The fractures occurred as a result of a fall in all patients. Everyone in the study had arthritis for at least 20 years (some as long as 55 years). They were all treated surgically within 10 days of the injury. They either had an ORIF or an elbow replacement.
The decision as to which procedure to use was based on X-ray findings, strength of the bone, and patient preferences. Whenever possible, the surgeons tried to use ORIF because it preserves the joint and is a less invasive procedure. Everyone was followed for at least two years. Post-operative X-rays were used to look at the fracture site for signs of healing and signs of implant or instrumentation loosening.
After analyzing all the data, looking at the X-rays, and reviewing the MEPS scores, the authors were able to see that age and type of fracture did not make a difference in results between the two groups. The less involved ORIF surgery was recommended for younger adults whenever possible. Severity of arthritis did seem to make a difference. Fractures treated with ORIF healed well with no problems. Total elbow joint replacement was reserved for patients with severe rheumatoid arthritis (even for younger patients).
This was the first study ever published to compare the results of treatment for elbow fracture in patients with rheumatoid arthritis. The authors looked for the best treatment approach based on patient personal factors, extent of injury, and severity of arthritis. In summary, they found that the degree of joint involvement was a more important factor than the type of elbow fracture when treating arthritic patients.

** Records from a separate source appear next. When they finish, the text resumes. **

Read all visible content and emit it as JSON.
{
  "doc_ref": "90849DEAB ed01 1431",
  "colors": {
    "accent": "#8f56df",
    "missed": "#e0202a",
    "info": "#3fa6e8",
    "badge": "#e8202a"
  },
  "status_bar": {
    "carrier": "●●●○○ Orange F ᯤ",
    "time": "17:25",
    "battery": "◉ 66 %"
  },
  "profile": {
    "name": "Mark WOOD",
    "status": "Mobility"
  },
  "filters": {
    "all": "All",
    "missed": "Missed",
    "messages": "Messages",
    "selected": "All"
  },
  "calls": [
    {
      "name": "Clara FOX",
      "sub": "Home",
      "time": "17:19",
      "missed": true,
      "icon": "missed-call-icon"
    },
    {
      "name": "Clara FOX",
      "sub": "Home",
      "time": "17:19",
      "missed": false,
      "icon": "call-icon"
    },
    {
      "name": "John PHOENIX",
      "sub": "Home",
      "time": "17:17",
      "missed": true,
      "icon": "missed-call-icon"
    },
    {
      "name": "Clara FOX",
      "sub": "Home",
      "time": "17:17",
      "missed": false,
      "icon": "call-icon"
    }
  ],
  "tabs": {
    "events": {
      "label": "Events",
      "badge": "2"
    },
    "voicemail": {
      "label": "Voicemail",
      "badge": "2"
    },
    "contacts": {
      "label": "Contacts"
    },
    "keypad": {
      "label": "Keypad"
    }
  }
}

Bernhard Jost, MD, et al. Management of Acute Distal Humeral Fractures in Patients with Rheumatoid Arthritis. A Case Series. In The Journal of Bone & Joint Surgery. Octboer 2008. Vol. 90-A. No. 10. Pp. 2197-2205.
|*Disclaimer:* The information contained herein is compiled from a variety of sources. It may not be complete or timely. It does not cover all diseases, physical conditions, ailments or treatments. The information should NOT be used in place of visit with your healthcare provider, nor should you disregard the advice of your health care provider because of any information you read in this topic.|
|All content provided by eORTHOPOD® is a registered trademark of Medical Multimedia Group, L.L.C.. Content is the sole property of Medical Multimedia Group, LLC and used herein by permission.|